Records supplied
══════

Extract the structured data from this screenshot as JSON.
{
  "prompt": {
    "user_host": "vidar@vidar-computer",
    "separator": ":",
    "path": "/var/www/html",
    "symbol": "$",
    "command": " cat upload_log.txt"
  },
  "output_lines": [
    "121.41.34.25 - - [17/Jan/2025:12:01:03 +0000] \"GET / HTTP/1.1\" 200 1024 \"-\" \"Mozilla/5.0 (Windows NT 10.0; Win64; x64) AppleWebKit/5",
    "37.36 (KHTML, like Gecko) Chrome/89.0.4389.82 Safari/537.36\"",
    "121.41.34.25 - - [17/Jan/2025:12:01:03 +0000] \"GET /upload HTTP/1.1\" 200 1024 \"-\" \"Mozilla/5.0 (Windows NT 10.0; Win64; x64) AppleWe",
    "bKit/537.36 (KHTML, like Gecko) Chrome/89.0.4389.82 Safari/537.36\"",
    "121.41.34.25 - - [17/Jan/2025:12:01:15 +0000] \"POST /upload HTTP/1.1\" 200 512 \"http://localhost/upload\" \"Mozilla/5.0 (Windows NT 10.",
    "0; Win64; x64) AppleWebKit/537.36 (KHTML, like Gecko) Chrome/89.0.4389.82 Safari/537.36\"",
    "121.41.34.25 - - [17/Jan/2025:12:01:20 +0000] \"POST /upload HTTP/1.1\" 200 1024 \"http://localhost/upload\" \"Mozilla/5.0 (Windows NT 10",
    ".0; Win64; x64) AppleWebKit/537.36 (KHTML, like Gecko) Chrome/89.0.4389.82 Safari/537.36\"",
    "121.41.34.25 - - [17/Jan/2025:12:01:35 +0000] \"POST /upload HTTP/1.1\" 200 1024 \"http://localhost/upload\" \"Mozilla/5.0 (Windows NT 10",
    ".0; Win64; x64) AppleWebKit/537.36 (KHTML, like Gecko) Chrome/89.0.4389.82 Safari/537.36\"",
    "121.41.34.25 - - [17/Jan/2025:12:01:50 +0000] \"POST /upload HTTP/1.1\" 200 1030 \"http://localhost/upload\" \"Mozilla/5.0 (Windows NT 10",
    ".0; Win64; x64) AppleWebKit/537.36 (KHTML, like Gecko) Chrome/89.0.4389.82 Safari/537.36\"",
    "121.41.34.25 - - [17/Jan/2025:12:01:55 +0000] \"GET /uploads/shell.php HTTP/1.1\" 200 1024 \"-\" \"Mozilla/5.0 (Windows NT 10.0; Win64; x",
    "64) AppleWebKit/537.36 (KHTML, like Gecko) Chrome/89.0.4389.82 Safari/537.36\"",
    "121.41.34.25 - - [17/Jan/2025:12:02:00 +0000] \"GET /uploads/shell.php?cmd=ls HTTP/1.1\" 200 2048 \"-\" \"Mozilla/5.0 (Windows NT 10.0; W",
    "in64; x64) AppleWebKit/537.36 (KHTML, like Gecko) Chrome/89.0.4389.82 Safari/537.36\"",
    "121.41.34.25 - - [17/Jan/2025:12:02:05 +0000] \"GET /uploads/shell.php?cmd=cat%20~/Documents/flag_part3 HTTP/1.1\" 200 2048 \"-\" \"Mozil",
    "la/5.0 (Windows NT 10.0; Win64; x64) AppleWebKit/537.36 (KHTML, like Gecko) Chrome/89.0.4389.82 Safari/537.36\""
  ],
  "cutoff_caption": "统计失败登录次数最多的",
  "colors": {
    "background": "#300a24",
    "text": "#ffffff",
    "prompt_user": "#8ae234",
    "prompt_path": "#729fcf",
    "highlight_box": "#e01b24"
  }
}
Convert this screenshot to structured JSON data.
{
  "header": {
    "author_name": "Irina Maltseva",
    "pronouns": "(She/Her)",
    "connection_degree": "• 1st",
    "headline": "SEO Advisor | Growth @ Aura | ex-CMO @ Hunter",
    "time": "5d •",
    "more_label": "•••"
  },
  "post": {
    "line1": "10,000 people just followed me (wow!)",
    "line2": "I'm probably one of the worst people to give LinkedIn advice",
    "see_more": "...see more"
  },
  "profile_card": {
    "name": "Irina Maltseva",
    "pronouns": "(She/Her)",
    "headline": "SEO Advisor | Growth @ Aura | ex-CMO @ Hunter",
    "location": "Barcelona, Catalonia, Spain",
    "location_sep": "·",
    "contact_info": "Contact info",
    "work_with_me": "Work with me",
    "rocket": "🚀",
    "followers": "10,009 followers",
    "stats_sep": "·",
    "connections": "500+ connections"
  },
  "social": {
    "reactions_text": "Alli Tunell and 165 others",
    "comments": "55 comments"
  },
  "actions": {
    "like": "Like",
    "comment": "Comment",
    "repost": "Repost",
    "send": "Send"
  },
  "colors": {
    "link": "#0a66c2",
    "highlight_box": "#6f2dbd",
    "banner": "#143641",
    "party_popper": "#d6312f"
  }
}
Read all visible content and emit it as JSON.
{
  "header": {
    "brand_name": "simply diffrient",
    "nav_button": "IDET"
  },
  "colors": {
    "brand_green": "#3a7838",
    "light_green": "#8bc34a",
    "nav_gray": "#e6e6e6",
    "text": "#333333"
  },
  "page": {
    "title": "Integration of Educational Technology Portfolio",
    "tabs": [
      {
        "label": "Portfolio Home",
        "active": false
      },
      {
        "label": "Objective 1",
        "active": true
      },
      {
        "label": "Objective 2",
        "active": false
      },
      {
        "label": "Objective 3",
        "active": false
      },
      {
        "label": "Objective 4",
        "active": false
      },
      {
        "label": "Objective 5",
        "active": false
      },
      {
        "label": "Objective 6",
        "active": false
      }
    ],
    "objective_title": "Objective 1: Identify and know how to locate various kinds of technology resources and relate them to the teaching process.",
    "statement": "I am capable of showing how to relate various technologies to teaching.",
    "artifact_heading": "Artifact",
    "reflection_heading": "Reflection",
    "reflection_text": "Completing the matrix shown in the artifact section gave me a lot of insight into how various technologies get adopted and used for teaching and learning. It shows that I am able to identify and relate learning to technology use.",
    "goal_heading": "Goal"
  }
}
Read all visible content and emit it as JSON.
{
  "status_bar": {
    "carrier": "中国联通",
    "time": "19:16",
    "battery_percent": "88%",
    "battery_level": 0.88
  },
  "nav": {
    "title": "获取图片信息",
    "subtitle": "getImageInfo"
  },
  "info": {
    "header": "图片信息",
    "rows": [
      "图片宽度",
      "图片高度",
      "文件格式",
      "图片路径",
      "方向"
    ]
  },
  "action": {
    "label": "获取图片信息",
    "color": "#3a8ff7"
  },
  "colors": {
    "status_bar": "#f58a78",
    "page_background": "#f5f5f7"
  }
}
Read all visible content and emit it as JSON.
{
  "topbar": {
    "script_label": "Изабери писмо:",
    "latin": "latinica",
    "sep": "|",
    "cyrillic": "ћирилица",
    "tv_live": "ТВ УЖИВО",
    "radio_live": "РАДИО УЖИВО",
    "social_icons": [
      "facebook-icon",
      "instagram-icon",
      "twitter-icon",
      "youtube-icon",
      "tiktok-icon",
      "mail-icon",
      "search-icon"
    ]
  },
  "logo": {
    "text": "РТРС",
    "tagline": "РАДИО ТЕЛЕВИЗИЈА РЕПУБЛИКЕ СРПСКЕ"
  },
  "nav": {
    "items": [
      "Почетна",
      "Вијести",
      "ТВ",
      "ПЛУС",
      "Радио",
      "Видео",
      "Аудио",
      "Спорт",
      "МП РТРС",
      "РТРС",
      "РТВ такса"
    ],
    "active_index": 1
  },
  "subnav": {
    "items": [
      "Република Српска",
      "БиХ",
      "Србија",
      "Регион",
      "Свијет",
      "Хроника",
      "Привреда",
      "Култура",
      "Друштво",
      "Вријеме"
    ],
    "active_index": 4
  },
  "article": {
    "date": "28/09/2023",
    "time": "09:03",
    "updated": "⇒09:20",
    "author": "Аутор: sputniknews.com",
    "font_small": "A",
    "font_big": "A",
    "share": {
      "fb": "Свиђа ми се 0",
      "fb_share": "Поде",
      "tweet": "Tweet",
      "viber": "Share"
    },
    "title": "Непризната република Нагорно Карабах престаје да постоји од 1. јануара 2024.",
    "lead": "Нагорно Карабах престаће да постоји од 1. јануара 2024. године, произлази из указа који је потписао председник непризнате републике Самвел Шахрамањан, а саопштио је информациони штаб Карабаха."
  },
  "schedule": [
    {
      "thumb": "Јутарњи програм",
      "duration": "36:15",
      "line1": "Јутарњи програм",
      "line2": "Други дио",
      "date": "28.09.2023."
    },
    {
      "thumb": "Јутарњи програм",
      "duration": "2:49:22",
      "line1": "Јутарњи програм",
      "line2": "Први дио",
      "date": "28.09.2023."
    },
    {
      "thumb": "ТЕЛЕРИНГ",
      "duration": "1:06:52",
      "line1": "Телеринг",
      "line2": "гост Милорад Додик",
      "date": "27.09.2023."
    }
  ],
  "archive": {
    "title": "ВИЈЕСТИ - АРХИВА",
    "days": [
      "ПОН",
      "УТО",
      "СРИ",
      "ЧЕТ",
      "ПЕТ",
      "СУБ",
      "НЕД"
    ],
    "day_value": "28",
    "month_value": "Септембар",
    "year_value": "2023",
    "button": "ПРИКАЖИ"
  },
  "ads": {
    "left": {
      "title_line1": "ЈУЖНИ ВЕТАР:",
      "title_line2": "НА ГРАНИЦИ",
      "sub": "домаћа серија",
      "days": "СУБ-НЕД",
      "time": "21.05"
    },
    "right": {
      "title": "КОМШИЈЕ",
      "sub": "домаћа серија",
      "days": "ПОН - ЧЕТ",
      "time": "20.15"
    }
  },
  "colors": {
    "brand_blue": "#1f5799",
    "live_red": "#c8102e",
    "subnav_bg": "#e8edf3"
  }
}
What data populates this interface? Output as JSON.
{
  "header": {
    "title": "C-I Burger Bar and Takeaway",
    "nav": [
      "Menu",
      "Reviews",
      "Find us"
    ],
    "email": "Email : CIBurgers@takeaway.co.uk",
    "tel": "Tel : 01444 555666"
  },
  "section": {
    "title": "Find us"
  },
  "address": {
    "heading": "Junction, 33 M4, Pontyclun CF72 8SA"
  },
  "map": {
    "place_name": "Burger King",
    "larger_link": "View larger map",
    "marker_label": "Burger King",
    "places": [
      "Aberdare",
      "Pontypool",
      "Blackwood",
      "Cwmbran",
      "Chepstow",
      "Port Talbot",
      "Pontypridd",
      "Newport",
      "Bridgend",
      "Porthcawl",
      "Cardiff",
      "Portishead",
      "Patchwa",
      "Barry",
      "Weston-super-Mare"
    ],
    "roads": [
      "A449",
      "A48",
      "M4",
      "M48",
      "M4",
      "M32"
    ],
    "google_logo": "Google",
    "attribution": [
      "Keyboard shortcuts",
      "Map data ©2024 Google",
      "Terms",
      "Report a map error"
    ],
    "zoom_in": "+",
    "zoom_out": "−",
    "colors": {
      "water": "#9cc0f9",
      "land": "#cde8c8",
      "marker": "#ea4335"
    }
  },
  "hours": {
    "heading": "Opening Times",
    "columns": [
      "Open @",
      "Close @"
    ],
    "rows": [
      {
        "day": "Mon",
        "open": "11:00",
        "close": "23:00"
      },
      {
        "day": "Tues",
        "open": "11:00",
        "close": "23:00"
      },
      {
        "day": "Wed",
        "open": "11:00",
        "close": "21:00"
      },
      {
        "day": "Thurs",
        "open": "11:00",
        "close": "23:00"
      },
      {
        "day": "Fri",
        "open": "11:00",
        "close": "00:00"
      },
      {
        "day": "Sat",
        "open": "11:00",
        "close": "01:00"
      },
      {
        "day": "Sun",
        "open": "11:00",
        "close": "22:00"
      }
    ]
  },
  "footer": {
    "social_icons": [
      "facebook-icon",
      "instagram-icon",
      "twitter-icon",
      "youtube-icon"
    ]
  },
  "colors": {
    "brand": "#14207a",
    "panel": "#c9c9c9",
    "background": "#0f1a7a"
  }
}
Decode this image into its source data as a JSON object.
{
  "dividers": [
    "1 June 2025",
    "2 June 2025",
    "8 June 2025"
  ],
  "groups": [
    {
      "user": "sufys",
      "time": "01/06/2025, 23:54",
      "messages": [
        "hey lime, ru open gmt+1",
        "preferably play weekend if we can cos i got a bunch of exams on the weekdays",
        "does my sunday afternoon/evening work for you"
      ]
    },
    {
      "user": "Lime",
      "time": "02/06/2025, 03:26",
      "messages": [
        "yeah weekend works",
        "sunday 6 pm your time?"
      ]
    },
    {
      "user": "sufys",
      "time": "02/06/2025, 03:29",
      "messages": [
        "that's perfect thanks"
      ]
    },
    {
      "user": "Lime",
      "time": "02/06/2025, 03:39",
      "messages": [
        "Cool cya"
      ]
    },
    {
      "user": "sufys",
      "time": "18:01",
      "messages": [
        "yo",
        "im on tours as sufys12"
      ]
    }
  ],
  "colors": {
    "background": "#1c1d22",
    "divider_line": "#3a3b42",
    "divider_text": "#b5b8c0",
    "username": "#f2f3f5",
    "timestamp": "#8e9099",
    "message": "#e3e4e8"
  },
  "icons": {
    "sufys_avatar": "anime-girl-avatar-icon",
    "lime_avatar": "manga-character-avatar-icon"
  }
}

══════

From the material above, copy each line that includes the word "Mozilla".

Solution below
    "121.41.34.25 - - [17/Jan/2025:12:01:03 +0000] \"GET / HTTP/1.1\" 200 1024 \"-\" \"Mozilla/5.0 (Windows NT 10.0; Win64; x64) AppleWebKit/5",
    "121.41.34.25 - - [17/Jan/2025:12:01:03 +0000] \"GET /upload HTTP/1.1\" 200 1024 \"-\" \"Mozilla/5.0 (Windows NT 10.0; Win64; x64) AppleWe",
    "121.41.34.25 - - [17/Jan/2025:12:01:15 +0000] \"POST /upload HTTP/1.1\" 200 512 \"http://localhost/upload\" \"Mozilla/5.0 (Windows NT 10.",
    "121.41.34.25 - - [17/Jan/2025:12:01:20 +0000] \"POST /upload HTTP/1.1\" 200 1024 \"http://localhost/upload\" \"Mozilla/5.0 (Windows NT 10",
    "121.41.34.25 - - [17/Jan/2025:12:01:35 +0000] \"POST /upload HTTP/1.1\" 200 1024 \"http://localhost/upload\" \"Mozilla/5.0 (Windows NT 10",
    "121.41.34.25 - - [17/Jan/2025:12:01:50 +0000] \"POST /upload HTTP/1.1\" 200 1030 \"http://localhost/upload\" \"Mozilla/5.0 (Windows NT 10",
    "121.41.34.25 - - [17/Jan/2025:12:01:55 +0000] \"GET /uploads/shell.php HTTP/1.1\" 200 1024 \"-\" \"Mozilla/5.0 (Windows NT 10.0; Win64; x",
    "121.41.34.25 - - [17/Jan/2025:12:02:00 +0000] \"GET /uploads/shell.php?cmd=ls HTTP/1.1\" 200 2048 \"-\" \"Mozilla/5.0 (Windows NT 10.0; W",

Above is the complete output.